Radon Awareness is Growing
Over the past decade, as public awareness has rapidly grown, radon has become a contamination issue that is recognized by various states and organizations. As such, additional states will likely issue their own regulations in the future. The EPA, American Medical Association, American Lung Association, U.S. Surgeon General and the National Academy of Sciences, as well as many other health organizations, have all subscribed to the fact that radon is a national health concern that must be addressed.
The National Environmental Health Association and the National Radon Safety Board administer voluntary National Radon Proficiency Programs for radon professionals consisting of individuals and companies wanting to take training courses and examinations to demonstrate their competency.
The lending industry is also working to address the radon risk issue. Freddie Mac has specific radon sampling requirements for their multi-family deals. Additionally, the United States Department of Housing and Urban Development (HUD) Multifamily Accelerated Processing (MAP) requires radon testing guidelines (following protocols set by Multifamily Building Measurement [MAMF 2017] or states, whichever is more stringent) for multi-family units. If you are applying for HUD-backed financing or refinancing for a multi-family building, you must have radon testing performed by a radon professional and provide proof of radon mitigation for any unit that exhibits high levels of radon gas.

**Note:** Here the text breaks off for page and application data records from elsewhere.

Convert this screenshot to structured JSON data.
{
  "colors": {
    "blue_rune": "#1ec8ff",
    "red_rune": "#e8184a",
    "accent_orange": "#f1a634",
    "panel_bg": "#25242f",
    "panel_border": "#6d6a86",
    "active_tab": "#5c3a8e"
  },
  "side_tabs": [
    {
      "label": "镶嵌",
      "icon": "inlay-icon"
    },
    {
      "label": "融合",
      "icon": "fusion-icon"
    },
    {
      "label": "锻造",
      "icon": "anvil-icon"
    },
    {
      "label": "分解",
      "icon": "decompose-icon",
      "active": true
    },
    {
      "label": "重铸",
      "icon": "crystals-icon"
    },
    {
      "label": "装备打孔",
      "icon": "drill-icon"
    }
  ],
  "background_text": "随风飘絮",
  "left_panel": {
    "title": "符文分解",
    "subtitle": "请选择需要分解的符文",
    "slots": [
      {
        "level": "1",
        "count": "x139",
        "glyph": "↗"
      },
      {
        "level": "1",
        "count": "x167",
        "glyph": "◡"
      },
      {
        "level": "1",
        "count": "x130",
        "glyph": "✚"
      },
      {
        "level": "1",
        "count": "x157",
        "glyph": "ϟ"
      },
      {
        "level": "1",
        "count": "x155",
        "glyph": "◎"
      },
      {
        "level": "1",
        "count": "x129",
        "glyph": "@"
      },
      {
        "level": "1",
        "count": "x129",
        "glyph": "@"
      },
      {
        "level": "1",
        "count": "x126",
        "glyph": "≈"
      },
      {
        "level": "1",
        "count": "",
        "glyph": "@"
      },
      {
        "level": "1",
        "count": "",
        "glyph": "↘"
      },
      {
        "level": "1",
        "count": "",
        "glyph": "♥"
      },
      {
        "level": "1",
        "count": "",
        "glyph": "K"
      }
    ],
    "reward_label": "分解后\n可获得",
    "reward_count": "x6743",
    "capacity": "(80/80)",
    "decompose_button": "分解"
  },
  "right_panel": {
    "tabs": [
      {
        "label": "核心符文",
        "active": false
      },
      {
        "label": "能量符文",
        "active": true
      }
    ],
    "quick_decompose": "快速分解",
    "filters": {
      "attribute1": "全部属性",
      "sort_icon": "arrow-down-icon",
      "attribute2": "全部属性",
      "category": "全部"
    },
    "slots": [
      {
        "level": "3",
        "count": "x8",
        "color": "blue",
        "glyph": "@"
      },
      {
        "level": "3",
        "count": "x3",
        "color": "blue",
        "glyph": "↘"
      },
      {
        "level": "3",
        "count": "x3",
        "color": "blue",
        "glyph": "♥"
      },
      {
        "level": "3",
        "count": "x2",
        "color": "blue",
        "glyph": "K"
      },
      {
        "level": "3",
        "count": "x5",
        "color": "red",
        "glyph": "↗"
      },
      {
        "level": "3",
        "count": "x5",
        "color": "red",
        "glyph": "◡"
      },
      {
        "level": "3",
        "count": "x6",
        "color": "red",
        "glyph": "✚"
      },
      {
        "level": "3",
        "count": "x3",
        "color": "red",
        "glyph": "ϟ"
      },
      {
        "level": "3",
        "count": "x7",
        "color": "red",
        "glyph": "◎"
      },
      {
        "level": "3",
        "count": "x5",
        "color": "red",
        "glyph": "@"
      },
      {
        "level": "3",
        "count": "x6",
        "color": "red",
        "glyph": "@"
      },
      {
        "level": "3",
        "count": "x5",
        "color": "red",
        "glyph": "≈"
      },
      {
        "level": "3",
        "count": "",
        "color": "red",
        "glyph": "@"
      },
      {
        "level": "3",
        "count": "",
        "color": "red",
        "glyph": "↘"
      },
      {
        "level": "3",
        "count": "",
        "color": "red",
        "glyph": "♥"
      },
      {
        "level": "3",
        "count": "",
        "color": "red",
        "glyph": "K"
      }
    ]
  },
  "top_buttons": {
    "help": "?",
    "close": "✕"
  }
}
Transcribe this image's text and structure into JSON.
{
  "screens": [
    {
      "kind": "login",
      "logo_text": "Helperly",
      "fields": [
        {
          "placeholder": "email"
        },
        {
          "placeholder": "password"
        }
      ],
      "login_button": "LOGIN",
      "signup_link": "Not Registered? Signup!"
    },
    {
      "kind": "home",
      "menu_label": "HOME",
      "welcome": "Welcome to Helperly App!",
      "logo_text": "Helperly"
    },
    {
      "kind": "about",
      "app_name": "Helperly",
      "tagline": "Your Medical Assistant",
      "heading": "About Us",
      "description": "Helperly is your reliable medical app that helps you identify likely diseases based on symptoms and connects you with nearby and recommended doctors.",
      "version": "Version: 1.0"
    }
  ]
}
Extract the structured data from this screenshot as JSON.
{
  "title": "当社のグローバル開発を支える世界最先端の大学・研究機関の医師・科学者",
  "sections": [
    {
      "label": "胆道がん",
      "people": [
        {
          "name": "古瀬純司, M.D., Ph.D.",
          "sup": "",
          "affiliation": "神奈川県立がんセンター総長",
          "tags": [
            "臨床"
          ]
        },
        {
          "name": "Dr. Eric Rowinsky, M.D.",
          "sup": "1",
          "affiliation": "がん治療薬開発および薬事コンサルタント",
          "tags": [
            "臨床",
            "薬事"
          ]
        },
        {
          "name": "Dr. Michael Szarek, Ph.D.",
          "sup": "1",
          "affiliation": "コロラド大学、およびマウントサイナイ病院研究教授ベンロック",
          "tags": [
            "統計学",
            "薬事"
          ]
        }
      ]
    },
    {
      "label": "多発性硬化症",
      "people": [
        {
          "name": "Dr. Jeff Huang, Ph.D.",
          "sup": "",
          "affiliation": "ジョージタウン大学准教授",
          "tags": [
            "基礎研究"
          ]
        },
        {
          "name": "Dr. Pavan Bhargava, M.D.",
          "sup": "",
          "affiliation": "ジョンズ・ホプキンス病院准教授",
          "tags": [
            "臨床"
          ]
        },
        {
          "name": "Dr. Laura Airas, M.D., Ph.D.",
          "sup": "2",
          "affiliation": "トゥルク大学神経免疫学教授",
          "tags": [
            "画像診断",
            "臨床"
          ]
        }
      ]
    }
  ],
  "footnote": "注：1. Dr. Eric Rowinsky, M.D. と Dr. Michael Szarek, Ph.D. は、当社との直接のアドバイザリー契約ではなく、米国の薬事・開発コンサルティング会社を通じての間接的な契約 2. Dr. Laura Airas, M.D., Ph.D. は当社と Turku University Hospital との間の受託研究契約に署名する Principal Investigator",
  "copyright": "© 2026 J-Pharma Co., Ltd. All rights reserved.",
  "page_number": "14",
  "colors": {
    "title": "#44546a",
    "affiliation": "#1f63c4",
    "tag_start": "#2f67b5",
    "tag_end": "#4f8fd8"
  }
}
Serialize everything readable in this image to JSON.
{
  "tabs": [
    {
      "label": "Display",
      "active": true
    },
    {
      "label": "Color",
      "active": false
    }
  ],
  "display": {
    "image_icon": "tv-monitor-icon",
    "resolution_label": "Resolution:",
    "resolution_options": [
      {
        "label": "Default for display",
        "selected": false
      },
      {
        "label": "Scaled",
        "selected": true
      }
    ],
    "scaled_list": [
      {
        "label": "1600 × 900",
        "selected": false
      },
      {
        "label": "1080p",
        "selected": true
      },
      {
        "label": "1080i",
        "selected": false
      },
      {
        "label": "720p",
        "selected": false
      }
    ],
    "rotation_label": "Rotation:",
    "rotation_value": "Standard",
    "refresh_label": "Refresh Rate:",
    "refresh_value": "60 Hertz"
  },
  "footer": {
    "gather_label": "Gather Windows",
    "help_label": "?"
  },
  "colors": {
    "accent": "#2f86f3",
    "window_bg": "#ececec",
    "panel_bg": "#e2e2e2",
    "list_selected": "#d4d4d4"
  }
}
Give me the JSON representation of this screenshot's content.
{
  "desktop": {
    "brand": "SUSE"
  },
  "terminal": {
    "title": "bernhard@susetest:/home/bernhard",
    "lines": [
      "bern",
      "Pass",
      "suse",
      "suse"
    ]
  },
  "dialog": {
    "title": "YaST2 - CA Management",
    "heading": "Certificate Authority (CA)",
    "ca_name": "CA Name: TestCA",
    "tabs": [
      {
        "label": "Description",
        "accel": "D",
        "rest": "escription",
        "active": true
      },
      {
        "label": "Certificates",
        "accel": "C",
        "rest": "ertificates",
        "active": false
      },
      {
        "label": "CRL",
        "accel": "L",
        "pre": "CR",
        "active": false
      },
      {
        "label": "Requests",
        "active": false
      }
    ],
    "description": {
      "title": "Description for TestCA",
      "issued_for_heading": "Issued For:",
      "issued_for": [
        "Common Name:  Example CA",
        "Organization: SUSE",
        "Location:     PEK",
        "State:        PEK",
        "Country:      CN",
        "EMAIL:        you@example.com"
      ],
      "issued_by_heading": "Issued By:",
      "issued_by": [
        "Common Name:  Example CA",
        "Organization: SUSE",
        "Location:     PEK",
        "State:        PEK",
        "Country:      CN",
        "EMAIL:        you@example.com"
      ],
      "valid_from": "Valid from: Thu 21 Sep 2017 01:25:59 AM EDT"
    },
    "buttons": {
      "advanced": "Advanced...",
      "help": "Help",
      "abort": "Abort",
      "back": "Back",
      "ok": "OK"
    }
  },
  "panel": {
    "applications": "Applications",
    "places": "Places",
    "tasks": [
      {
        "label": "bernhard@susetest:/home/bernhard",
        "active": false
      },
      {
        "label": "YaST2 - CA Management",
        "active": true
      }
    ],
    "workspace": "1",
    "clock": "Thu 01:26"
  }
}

Although it is not feasible to test land prior to new building construction to determine if there will be a radon intrusion issue, the construction industry recognizes the importance of preventing the intrusion of radon gas into the interior of structures.
Particularly for multi-family buildings, it is more cost effective to integrate radon-resistant construction measures into the original structural design rather than to remediate elevated radon levels after the construction is complete. For existing CRE structures, engaging a licensed, certified specialist in identifying radon risk and providing workable, effective solutions is a critical part of protecting your investment and property.